Instead of recognising the lack of effusiveness, Qureshi decided to tell Pakistanis that the State Department’s account of the conversation was “not representative of the facts”. The Pakistan Foreign Office spokesman had already tweeted about the “factually incorrect statement issued by the US State Department” regarding the discussion during the phone call.
According to the Pakistan Foreign Office, there had been “no mention at all in the conversation about terrorists operating in Pakistan”. The State Department stood by its statement and tried to give the Pakistani side an opportunity to back down, saying it had been a “good call”.
Pompeo has scheduled a short stopover in Islamabad on 5 September on his way to India for a longer visit and the US wanted to focus on the prospect of engagement rather than get lost amid the type of noise that has undermined US-Pakistan relations in the past. But Qureshi doubled down on his verbosity about “their press release mentioning terrorists operating in Pakistan” being “contrary to the facts”.
The State Department quietly shared the transcript of the Khan-Pompeo conversation with the Pakistani Foreign Office, which according to a Pakistani report “embarrassed the government” over challenging the American account of the conversation. One Pakistani official was reported as saying, “Now, we don’t want to create more misunderstandings as we already have trust issues with the US” and the government asked the Pakistani media to ‘bury’ the issue it had created.
The latest failed effort of the new government in trying to score points by playing to religious-nationalist sentiment at home relates to an otherwise obscure contest in the Netherlands of caricatures of Prophet Muhammad. The contest had been announced by opposition member of Parliament, Geert Wilders, who is known for his extreme positions against Islam and Muslims.
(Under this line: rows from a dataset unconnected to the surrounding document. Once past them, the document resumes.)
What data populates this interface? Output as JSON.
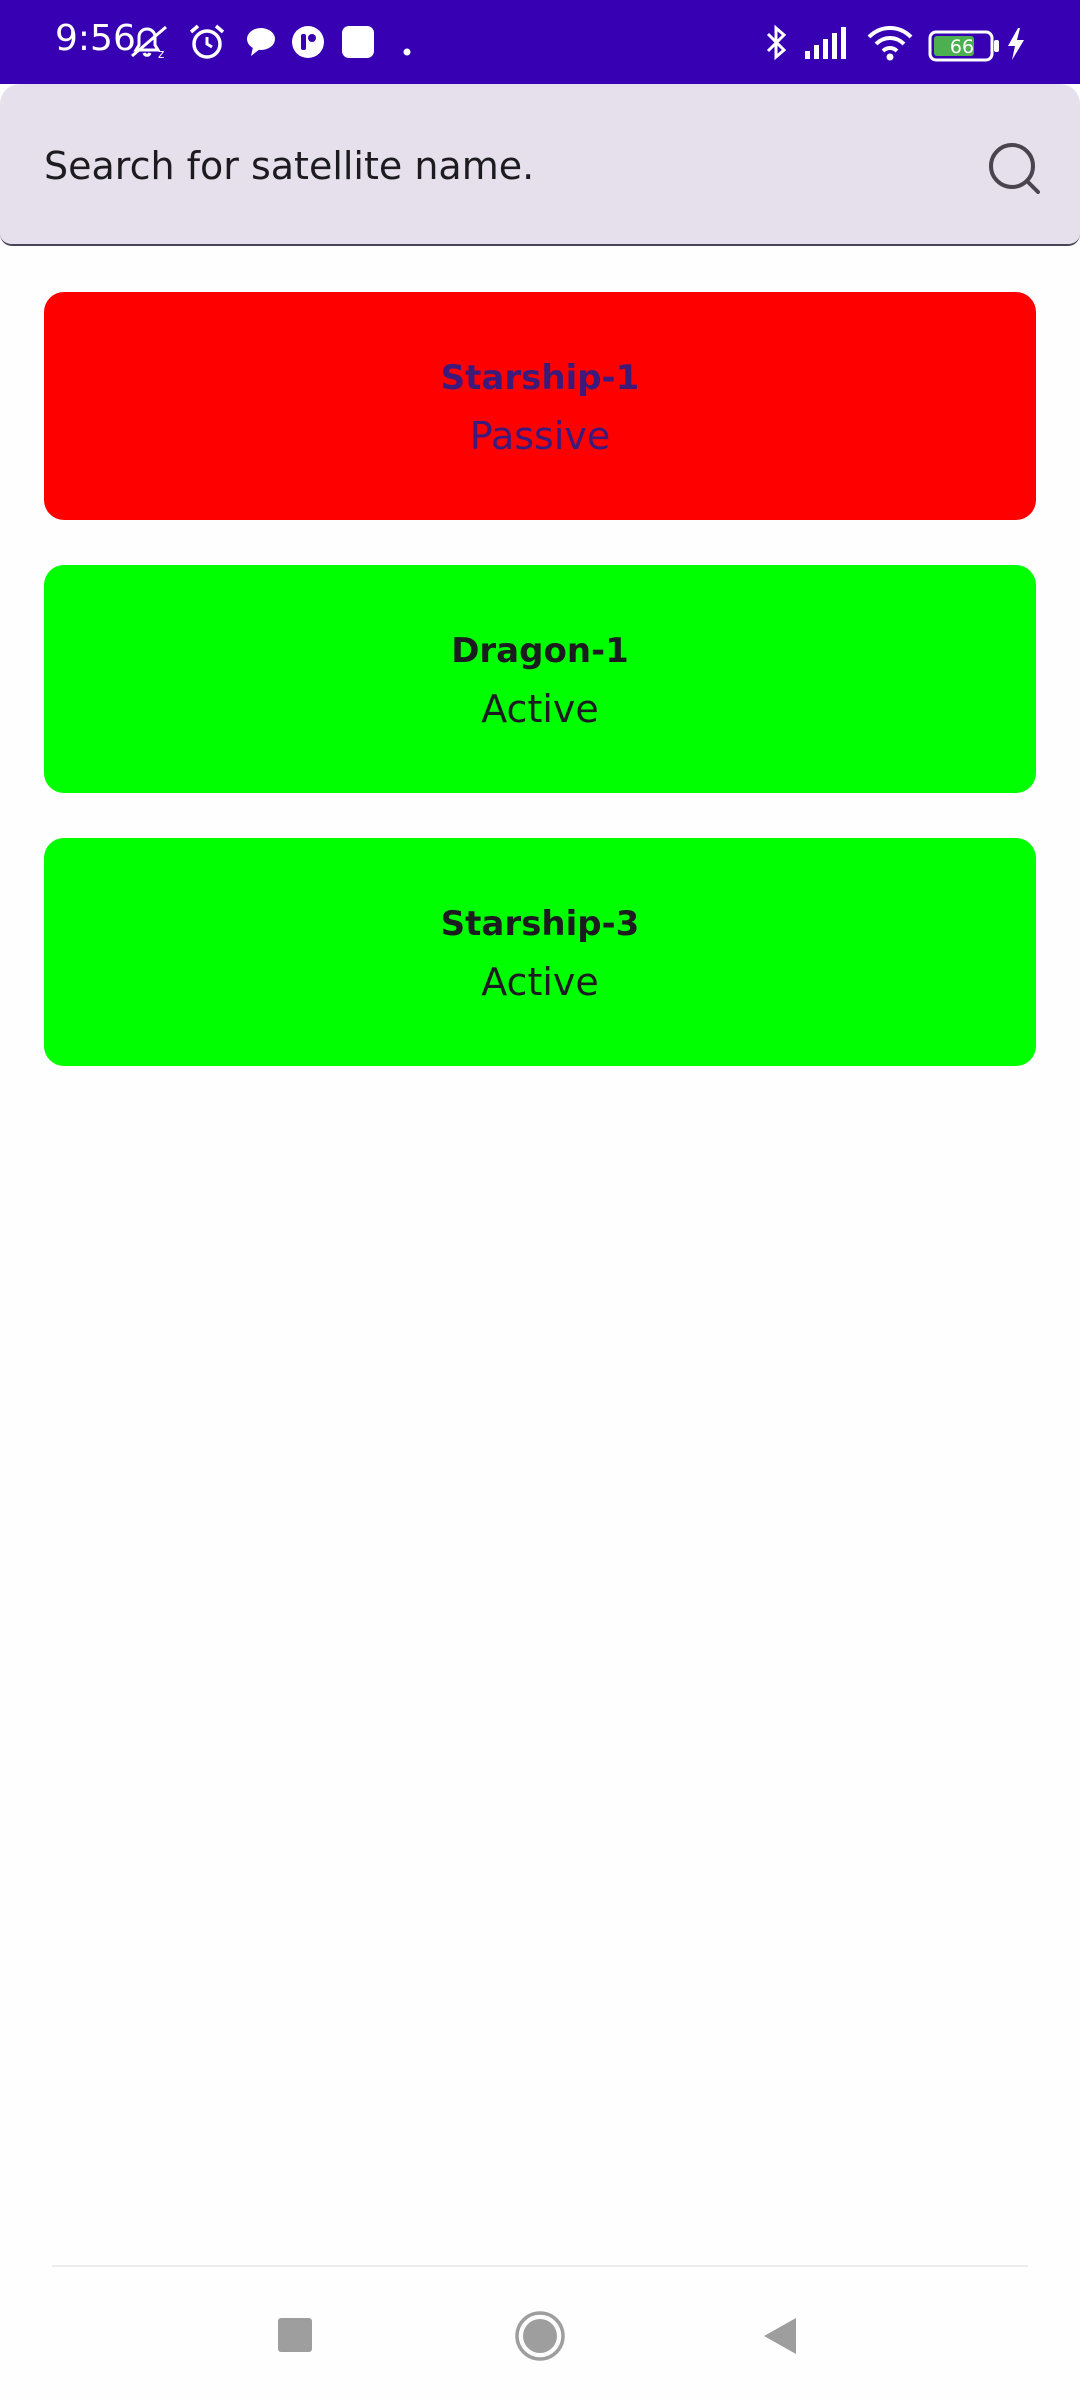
{
  "status_bar": {
    "time": "9:56",
    "battery_level": "66",
    "background_color": "#3700b3",
    "left_icons": [
      "muted-alarm-icon",
      "alarm-clock-icon",
      "chat-bubble-icon",
      "app-notification-icon",
      "square-notification-icon",
      "dot-icon"
    ],
    "right_icons": [
      "bluetooth-icon",
      "signal-icon",
      "wifi-icon",
      "battery-icon",
      "charging-icon"
    ]
  },
  "search": {
    "placeholder": "Search for satellite name."
  },
  "satellites": [
    {
      "name": "Starship-1",
      "status": "Passive",
      "color": "#ff0000",
      "text_color": "#3d1a7a"
    },
    {
      "name": "Dragon-1",
      "status": "Active",
      "color": "#00ff00",
      "text_color": "#1c1b1f"
    },
    {
      "name": "Starship-3",
      "status": "Active",
      "color": "#00ff00",
      "text_color": "#1c1b1f"
    }
  ],
  "nav_bar": {
    "buttons": [
      "recents-square-icon",
      "home-circle-icon",
      "back-triangle-icon"
    ]
  }
}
Few Europeans took Wilders’ competition seriously and there was little reaction to it anywhere in the Muslim world, except in Pakistan. Tehrik-e-Labbaik Ya Rasool Allah (TLYR), which had violently challenged the Nawaz Sharif government, decided to make the competition an issue and its founder went to the extent of declaring that this was an issue over which “Pakistan should launch a nuclear attack on Holland”. Instead of restraining Pakistani extremists, Khan’s government decided to side with their cause. Newly minted minister for human rights, Shireen Mazari, called on western nations to stop blasphemy the same way they act against holocaust denial. The Foreign Office summoned the Dutch ambassador for a démarche and asked Pakistan’s embassies abroad to mobilise international opinion against the provocative caricature competition.
Things took a serious turn when a Pakistani young man, who had posted a video announcing his intention to kill Wilders, was arrested at a train station in the Netherlands upon arrival from Paris. Wilders cancelled the competition to avoid violence and bloodshed. Khan’s government celebrated its ‘diplomatic victory’ in having the caricatures competition cancelled even though the Dutch government had nothing to do either with organising or cancelling the contest.
As is often the case with narcissist celebrities, Khan lacks the humility to understand the limits of his celebrity status in international relations. His followers have an exaggerated view of Pakistan’s international influence and power.
Husain Haqqani, director for South and Central Asia at the Hudson Institute in Washington D.C., was Pakistan’s ambassador to the United States from 2008-11. His latest book is Reimagining Pakistan